-- Jim McDonough (email@example.com), December 07, 1999.
I've had an NFS 5x7 Deardorff for years, and I've enjoyed using it. For it's size, it's "relatively" light, something between 6 and 7 pounds. Of course, there's the bellows problem on short lenses. But since you don't need much in the way of movements, the rising falling front of 1" (on mine) may be enough. And, you can beat that a little with the minimum bellows rise and by off-setting your lens on the lens board by a quarter of an inch or so. (If it's not a large lens.) By turning the board sideways, you can also achieve limited shift.

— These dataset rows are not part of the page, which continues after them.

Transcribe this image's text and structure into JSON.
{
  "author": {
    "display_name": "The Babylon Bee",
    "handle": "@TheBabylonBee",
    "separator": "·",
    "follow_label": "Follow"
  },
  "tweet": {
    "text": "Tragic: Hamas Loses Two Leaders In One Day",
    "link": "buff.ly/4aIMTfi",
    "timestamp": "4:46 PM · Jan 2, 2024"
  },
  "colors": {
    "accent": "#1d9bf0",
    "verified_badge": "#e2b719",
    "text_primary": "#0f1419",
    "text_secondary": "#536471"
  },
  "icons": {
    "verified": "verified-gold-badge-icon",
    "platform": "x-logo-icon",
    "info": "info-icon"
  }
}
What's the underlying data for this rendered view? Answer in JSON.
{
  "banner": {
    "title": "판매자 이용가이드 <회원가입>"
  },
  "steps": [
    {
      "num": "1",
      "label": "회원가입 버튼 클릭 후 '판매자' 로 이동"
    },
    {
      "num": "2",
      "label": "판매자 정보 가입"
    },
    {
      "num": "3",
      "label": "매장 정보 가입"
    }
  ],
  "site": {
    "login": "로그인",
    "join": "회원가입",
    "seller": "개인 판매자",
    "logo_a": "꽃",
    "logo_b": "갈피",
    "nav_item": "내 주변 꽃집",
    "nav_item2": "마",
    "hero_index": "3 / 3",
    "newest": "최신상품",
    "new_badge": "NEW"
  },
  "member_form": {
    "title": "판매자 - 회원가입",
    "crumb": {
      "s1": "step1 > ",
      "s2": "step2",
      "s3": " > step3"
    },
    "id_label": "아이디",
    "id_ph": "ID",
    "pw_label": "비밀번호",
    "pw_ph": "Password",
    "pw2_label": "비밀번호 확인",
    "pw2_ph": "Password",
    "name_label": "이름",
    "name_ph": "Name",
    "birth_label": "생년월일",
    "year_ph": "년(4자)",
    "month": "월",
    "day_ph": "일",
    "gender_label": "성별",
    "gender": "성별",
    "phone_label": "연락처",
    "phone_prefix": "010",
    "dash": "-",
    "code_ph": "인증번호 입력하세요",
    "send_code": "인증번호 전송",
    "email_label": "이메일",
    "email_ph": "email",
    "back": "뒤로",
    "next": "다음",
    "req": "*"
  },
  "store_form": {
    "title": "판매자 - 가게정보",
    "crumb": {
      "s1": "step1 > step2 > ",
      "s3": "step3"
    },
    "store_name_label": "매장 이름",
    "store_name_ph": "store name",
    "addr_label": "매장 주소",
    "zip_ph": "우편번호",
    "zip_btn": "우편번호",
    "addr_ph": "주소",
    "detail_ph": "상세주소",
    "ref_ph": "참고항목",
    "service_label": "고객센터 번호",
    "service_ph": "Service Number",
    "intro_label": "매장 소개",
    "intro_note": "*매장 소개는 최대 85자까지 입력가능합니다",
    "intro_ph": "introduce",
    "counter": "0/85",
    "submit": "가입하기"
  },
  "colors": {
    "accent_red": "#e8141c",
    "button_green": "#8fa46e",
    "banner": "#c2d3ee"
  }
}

-- Neil Poulsen (Neil.Poulsen@merix.com), December 20, 1999.
I love the 5x7 format,too, but since you already have satisfactory 4x5 equipment, it would be counter productive to change so little. The negative is less than 2x the size, and the costs and effort really multiply. Technilogically you are pi**ing into the wind. You should rethink: either stick with 4x5 or go all the way up to 8x10.
-- Bill Mitchell (firstname.lastname@example.org), December 20, 1999.
I'm sure the original questioner has long since done whatever he decided to do, but for the benefit of others who might later look:
(1) I bought an Agfa Ansco 5x7 and like it a lot. Although they were excellent cameras, top of the line next to Deardorff in their time, they've never caught on as "cult" cameras so they're still inexpensive - $300 or so. Mine is very sturdy, all movements are secure, everything stays in place once it's set, it has a "quality" feel to it, etc. The only thing I dont' care for is the "tailboard" rather than the "clam shell" design. The folding tailboard makes the camera quite thick and bulky compared to the clam shell design. However, for the price and build quality, it's an excellent way to get into 5x7 (but see the next paragraph).
(2) If I had it to do over (as I do and will), I would go from 4x5 to 8x10 as someone else suggested unless perhaps I had a 5x7 enlarger. Too many times 5x7 prints have for me just looked too small, even though I like the aspect ratio better than 8x10.
-- Brian Ellis (email@example.com), October 01, 2000.